Through the initiative, the CBN and the Bankers’ Committee aim to ensure Nigerians are empowered with critical information and knowledge necessary to make important financial decisions, enhance economic prosperity and continue to drive poverty reduction across the country.
A statement on the campaign indicated that the apex bank and the Bankers’ Committee would work to ensure Nigerians are empowered with critical information and knowledge necessary to make important financial decisions, enhance economic prosperity and continue to drive poverty reduction across the country.
It noted that the incidents of cyber-crime and other financial frauds usually heightens as the year gradually inches to an end, the partners stated that fraud and cyber security awareness was important in ensuring members of the public are informed on their role in protecting their banking information from fraudulent activities.
Chairman, Financial Literacy and Public Enlightenment Sub-Committee (FLPE), Mr. Emeka Emuwa said: “Fraudsters and scammers continually devise new ways to deceive the unsuspecting public, usually with the aim of luring them to inadvertently disclose confidential bank information.
“We encourage Nigerians to always be cautious and ignore any text message, phone call, or Email asking to update your bank information, provide sensitive bank details, disclose online banking details, debit card numbers or PIN to anyone”, the banker added

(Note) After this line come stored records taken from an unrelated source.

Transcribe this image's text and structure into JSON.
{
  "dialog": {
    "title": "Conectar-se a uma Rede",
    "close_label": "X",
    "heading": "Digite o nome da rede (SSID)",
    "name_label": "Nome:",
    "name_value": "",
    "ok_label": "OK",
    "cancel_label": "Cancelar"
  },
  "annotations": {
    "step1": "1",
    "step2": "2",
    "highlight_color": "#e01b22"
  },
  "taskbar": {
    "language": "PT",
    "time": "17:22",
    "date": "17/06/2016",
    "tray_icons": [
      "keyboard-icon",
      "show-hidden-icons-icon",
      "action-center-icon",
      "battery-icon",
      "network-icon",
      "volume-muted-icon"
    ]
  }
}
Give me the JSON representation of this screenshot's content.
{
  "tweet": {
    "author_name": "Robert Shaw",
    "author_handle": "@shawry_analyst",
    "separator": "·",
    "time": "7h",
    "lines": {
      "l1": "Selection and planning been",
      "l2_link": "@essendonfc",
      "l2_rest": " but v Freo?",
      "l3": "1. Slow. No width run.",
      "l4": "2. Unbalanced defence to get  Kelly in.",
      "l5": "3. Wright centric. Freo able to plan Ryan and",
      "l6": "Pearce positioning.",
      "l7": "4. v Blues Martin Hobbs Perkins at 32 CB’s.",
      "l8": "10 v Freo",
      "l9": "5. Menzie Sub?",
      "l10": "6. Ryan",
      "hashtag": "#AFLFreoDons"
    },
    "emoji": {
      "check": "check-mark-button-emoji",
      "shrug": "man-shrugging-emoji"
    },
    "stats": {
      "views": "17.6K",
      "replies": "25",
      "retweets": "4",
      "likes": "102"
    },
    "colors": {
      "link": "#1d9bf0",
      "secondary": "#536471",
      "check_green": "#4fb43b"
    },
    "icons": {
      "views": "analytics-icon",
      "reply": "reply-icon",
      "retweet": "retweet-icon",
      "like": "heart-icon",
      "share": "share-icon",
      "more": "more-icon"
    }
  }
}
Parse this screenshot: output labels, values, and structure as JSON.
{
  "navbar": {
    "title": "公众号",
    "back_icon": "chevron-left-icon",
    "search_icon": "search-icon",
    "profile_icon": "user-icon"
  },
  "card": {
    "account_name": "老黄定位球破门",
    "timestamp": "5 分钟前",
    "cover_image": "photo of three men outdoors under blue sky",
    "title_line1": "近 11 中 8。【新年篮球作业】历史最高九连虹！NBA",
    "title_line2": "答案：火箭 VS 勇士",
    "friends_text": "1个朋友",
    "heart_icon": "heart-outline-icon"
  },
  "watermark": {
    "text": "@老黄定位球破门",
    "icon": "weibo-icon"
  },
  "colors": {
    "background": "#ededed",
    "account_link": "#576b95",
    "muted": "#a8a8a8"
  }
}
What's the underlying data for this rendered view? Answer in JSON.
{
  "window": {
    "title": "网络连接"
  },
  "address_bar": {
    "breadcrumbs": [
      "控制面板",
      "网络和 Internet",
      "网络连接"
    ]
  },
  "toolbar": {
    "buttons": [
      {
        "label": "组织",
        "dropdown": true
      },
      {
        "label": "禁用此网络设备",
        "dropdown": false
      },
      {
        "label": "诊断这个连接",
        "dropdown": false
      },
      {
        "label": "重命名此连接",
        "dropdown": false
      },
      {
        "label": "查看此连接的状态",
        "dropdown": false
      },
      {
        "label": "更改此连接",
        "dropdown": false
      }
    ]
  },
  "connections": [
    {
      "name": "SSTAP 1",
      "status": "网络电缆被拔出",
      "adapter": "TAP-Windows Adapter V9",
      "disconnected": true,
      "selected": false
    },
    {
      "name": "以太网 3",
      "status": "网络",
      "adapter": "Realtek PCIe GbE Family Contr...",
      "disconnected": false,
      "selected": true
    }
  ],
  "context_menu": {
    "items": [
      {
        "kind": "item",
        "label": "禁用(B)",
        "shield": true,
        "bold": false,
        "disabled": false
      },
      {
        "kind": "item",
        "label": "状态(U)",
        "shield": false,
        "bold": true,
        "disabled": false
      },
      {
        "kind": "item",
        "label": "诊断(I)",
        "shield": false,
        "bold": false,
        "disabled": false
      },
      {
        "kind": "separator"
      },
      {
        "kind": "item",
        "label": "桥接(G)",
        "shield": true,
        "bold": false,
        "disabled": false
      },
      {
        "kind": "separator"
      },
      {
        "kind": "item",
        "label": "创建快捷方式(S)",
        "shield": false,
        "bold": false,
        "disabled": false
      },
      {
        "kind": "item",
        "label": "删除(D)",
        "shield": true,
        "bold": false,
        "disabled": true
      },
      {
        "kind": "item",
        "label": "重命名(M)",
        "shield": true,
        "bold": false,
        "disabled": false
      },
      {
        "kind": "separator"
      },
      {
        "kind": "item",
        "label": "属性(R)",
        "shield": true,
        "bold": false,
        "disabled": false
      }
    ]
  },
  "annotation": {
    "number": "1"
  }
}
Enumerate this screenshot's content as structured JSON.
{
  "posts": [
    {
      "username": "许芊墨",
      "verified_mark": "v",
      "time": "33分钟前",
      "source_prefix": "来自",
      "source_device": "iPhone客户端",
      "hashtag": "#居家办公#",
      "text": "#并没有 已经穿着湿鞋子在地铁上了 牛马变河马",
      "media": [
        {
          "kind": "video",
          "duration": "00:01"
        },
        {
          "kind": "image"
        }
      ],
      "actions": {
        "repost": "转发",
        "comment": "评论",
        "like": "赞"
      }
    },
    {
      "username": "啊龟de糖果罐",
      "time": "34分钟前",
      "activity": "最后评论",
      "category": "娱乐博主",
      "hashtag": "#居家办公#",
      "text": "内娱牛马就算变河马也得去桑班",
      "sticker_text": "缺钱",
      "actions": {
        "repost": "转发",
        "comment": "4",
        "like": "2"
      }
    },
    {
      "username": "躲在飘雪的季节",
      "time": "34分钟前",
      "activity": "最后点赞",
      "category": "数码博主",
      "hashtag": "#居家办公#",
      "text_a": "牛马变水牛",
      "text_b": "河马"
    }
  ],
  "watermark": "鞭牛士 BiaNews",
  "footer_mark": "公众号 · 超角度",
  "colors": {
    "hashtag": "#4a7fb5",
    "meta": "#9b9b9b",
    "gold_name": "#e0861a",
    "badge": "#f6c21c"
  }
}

Financial literacy and public enlightenment are key components of the Bankers’ Committee mandate and the pursuit is considered crucial in the financial inclusion drive of the apex bank and deposit money banks and others in the country.